> -----Original Message----- > From: email@example.com [mailto://owner-geometry- > firstname.lastname@example.org] On Behalf Of Eamon > Sent: Wednesday, June 30, 2004 7:08 AM > To: email@example.com > Subject: Triangle Proof II > > ABC is an ARBITRARY triangle. > D lies on BC and E lies on AC. > Prove that if AD = BE then the triangle is isosceles. > > > > > y| C > | /\ > | / \ > | / \ D > | E/ \ > | / \ > | / \ > ____|/__________________\B____ > A| x
The result is of course false. More conditions should be added.

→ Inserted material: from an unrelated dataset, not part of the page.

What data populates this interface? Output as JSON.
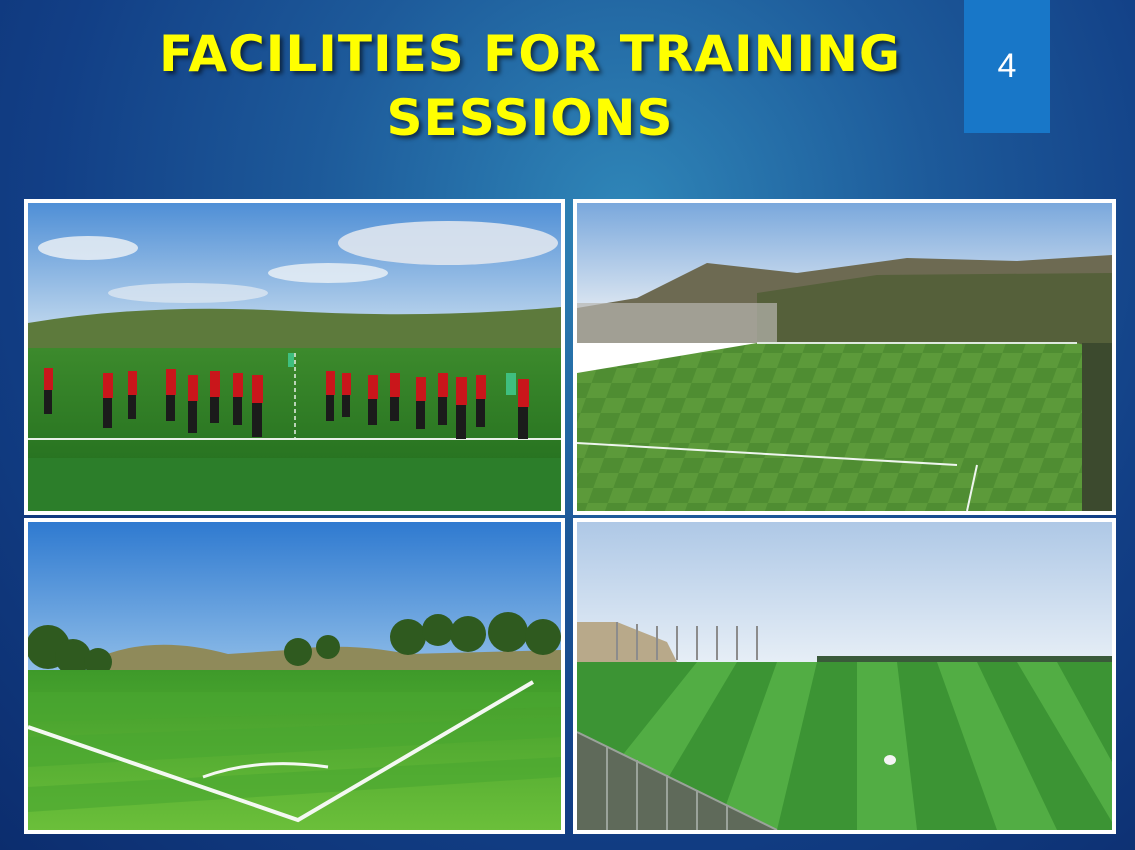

Example: Take a non-isosceles triangle ABC. From A draw a circle of arbitrary radius cutting BC at D (plus another point). With the same radius draw a circle with B as centre, cutting AC at E (plus another point). That does it. Note, there is an abundance of such radii. All you need is to pick a length greater than the largest of the altidudes of the triangle.